For us, the challenge with photos isn't taking them. It is managing them. We may have 4 cameras, but only one computer. Uploading, editing, and organizing photos is no small task and grows more daunting if it is put off for a few weeks.
One thing we found that really helps make the process smoother is making sure each camera is set for the correct date and time. iPhoto automatically groups photos into "events" based on date and we can then add a specific tag describing that group of photos. One of us then goes through the photos, picks the a selection, and exports them to a desktop folder. From there we upload to Facebook, Shutterfly and our Travellerspoint blog photo gallery.
When we have a chance for a little down time and internet connectivity, I put together photo books on Shutterfly. Then when there is a sale I order a few shipped to my parents. Of course there is a major time delay -I just put a book together of photos from December - but It feels good knowing that we have some physical reminder of our experiences. It will be especially lovely to look through them when we return.
My original idea was to have the four of us keep written journals describing our daily life as we travelled. We chose notebooks together and set aside time when we would all write. I have to admit that it just didn't fly. Each writing time would leave us frustrated and angry at each other. I would never even get a chance to write anything because I would be nagging the kids the whole time.
Taking a step back, we decided that if the primary goal of keeping journals was to allow the kids to practice expressing themselves, we could try something different. Introducing - Video Journals!
Alex and Leah work together to come up with a basic script, practice, and then ACTION!

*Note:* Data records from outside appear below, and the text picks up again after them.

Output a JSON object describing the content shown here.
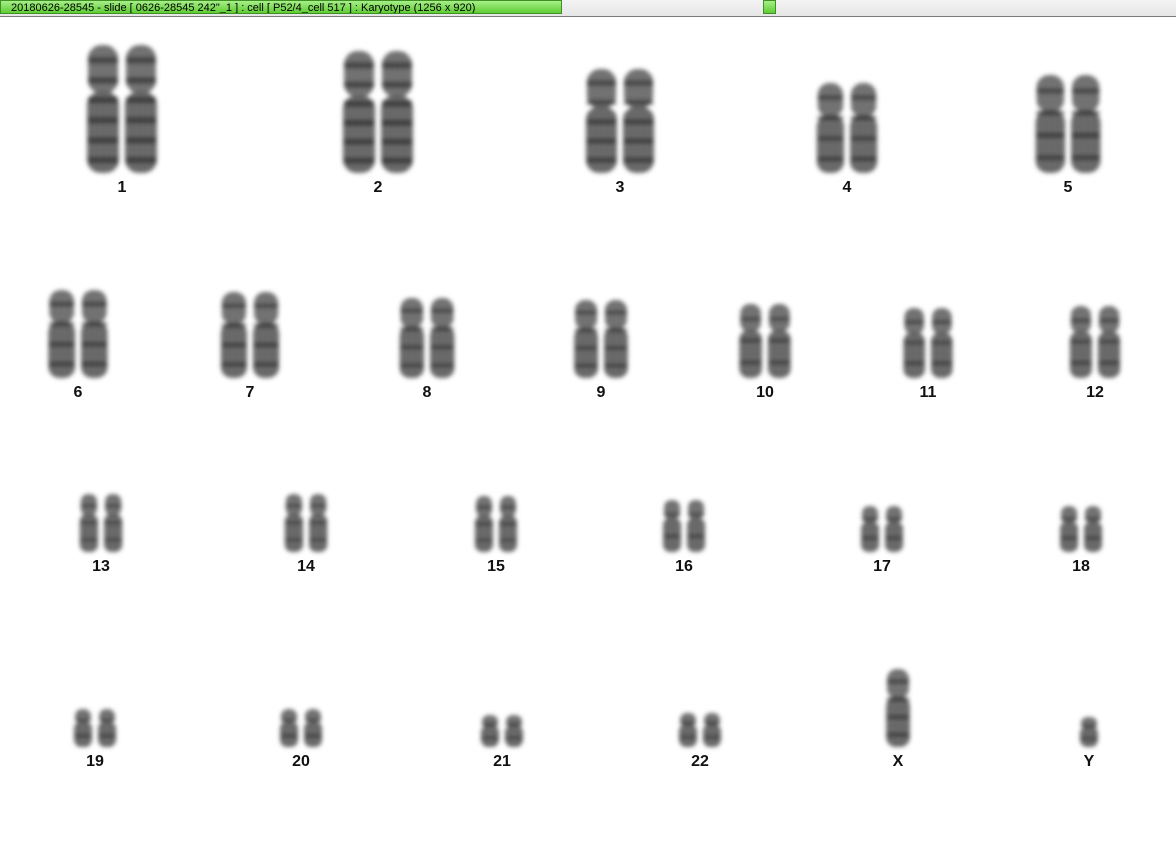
{
  "window": {
    "title": "20180626-28545 - slide [ 0626-28545 242\"_1 ] : cell [ P52/4_cell 517 ] : Karyotype  (1256 x 920)"
  },
  "colors": {
    "title_tab": "#6ed640",
    "chromosome": "#4a4a4a",
    "label": "#111111",
    "background": "#ffffff"
  },
  "karyotype": {
    "chromosomes": [
      {
        "label": "1"
      },
      {
        "label": "2"
      },
      {
        "label": "3"
      },
      {
        "label": "4"
      },
      {
        "label": "5"
      },
      {
        "label": "6"
      },
      {
        "label": "7"
      },
      {
        "label": "8"
      },
      {
        "label": "9"
      },
      {
        "label": "10"
      },
      {
        "label": "11"
      },
      {
        "label": "12"
      },
      {
        "label": "13"
      },
      {
        "label": "14"
      },
      {
        "label": "15"
      },
      {
        "label": "16"
      },
      {
        "label": "17"
      },
      {
        "label": "18"
      },
      {
        "label": "19"
      },
      {
        "label": "20"
      },
      {
        "label": "21"
      },
      {
        "label": "22"
      },
      {
        "label": "X"
      },
      {
        "label": "Y"
      }
    ]
  }
}
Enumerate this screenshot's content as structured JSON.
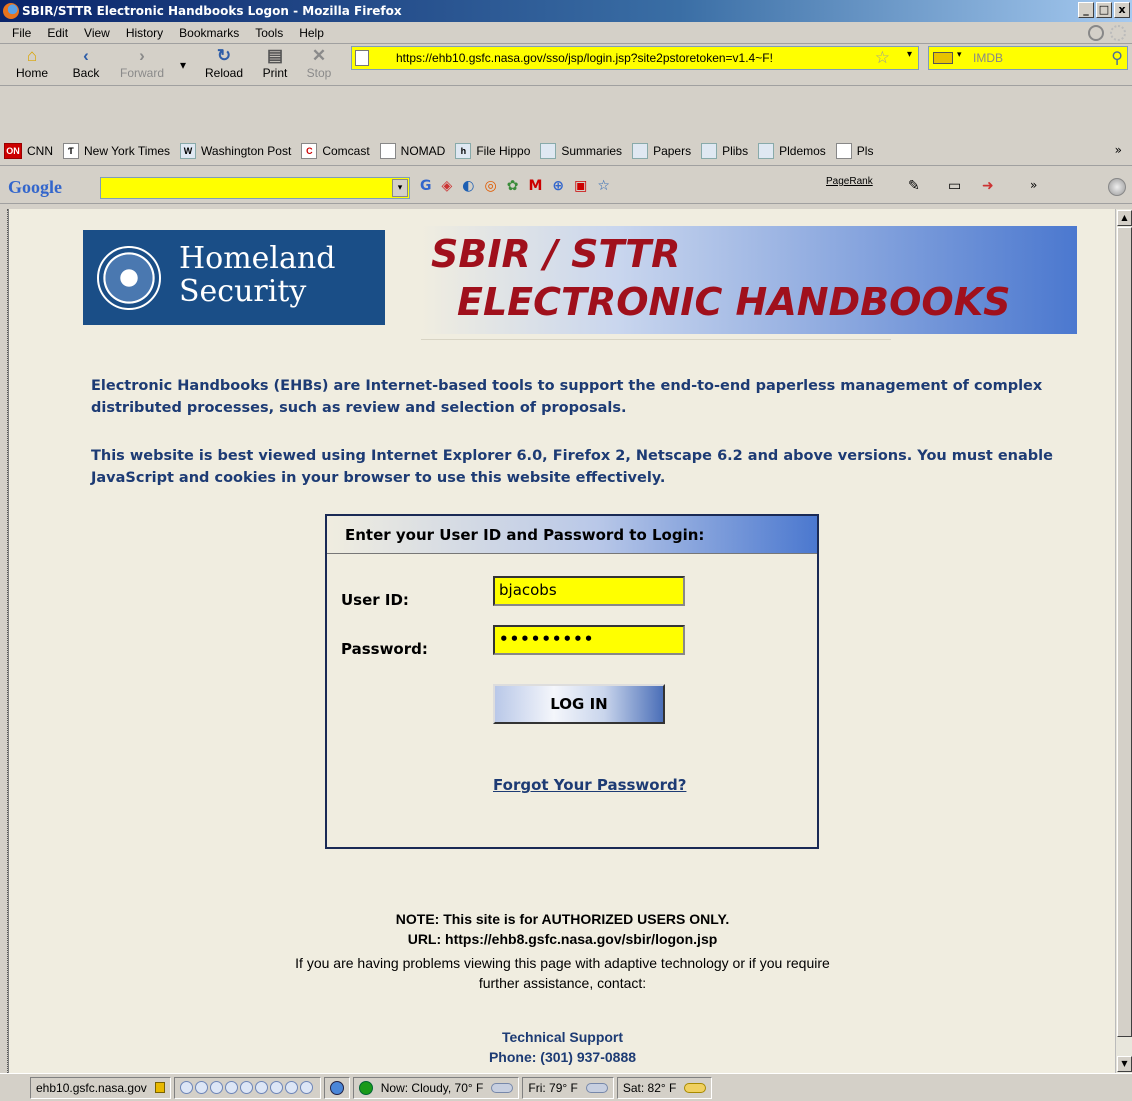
{
  "window": {
    "title": "SBIR/STTR Electronic Handbooks Logon - Mozilla Firefox",
    "controls": [
      "_",
      "□",
      "x"
    ]
  },
  "menu": [
    "File",
    "Edit",
    "View",
    "History",
    "Bookmarks",
    "Tools",
    "Help"
  ],
  "nav": {
    "home": "Home",
    "back": "Back",
    "forward": "Forward",
    "reload": "Reload",
    "print": "Print",
    "stop": "Stop",
    "url": "https://ehb10.gsfc.nasa.gov/sso/jsp/login.jsp?site2pstoretoken=v1.4~F!",
    "search_engine_placeholder": "IMDB"
  },
  "bookmarks": [
    "CNN",
    "New York Times",
    "Washington Post",
    "Comcast",
    "NOMAD",
    "File Hippo",
    "Summaries",
    "Papers",
    "Plibs",
    "Pldemos",
    "Pls"
  ],
  "bookmark_overflow": "»",
  "google_toolbar": {
    "logo": "Google",
    "search_value": "",
    "pagerank_label": "PageRank",
    "overflow": "»"
  },
  "page": {
    "dhs_logo_text_line1": "Homeland",
    "dhs_logo_text_line2": "Security",
    "banner_line1": "SBIR / STTR",
    "banner_line2": "ELECTRONIC HANDBOOKS",
    "intro_paragraph_1": "Electronic Handbooks (EHBs) are Internet-based tools to support the end-to-end paperless management of complex distributed processes, such as review and selection of proposals.",
    "intro_paragraph_2": "This website is best viewed using Internet Explorer 6.0, Firefox 2, Netscape 6.2 and above versions. You must enable JavaScript and cookies in your browser to use this website effectively.",
    "login": {
      "header": "Enter your User ID and Password to Login:",
      "user_id_label": "User ID:",
      "user_id_value": "bjacobs",
      "password_label": "Password:",
      "password_value": "•••••••••",
      "login_button": "LOG IN",
      "forgot_link": "Forgot Your Password?"
    },
    "note_1": "NOTE: This site is for AUTHORIZED USERS ONLY.",
    "note_2": "URL: https://ehb8.gsfc.nasa.gov/sbir/logon.jsp",
    "note_3": "If you are having problems viewing this page with adaptive technology or if you require",
    "note_4": "further assistance, contact:",
    "support_title": "Technical Support",
    "support_phone": "Phone: (301) 937-0888"
  },
  "status": {
    "domain": "ehb10.gsfc.nasa.gov",
    "weather_now": "Now: Cloudy, 70° F",
    "weather_fri": "Fri: 79° F",
    "weather_sat": "Sat: 82° F"
  },
  "colors": {
    "page_bg": "#f0ede0",
    "heading_blue": "#1d3b74",
    "banner_red": "#a0101c",
    "field_yellow": "#ffff00"
  }
}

The result is an authentic capturing of their personalities and insight into a specific place and time.
FACEBOOK & BLOG
By sharing our trip in "real time" with family and friends we are also helping to preserve memories. Both children contribute to our blog entries and often help choose our Facebook updates. True to form, Leah wrote "Cool Animals" and Alex, "Favorite Places"
One of my favorite blog entries was a family writing project about our trek to Machu Picchu. Keeping current on the blog is not always possible and we'll have some catching up to do on a number of places and topics we keep meaning to write about!
What Will We Remember?
Our individual memories may indeed be selective, and we will each walk away changed in different ways. However, we have done this together and together we will treasure our long lasting family memories.
This post was written as part of group writing project on the subject of what our kids may remember and take away from the long term travel experience.
Check out these fabulous posts by other traveling families of all shapes and sizes!
Nancy from Family on Bikes
Catherine Forest from Catherine et les fées
Alisa from Living Outside of the Box
Melissa from Break Out of Bushwick
Bethaney from Flashpacker Family
Jenn Miller from Edventure Project
Heather Costaras from Living Differently
Kalli from Portable Professionals
Kirsty from Barts go Adventuring
Sharon from Where's Sharon
Lainie from Raising Miro on the Road of Life (and Aimee from Suitcases and Strollers)
Nichola from We Travel Countries
CoreyAnn Khan from Adventure Bee
Tracey from The Expat Experience
Mary from Bohemian Travelers
Kris from Simon Says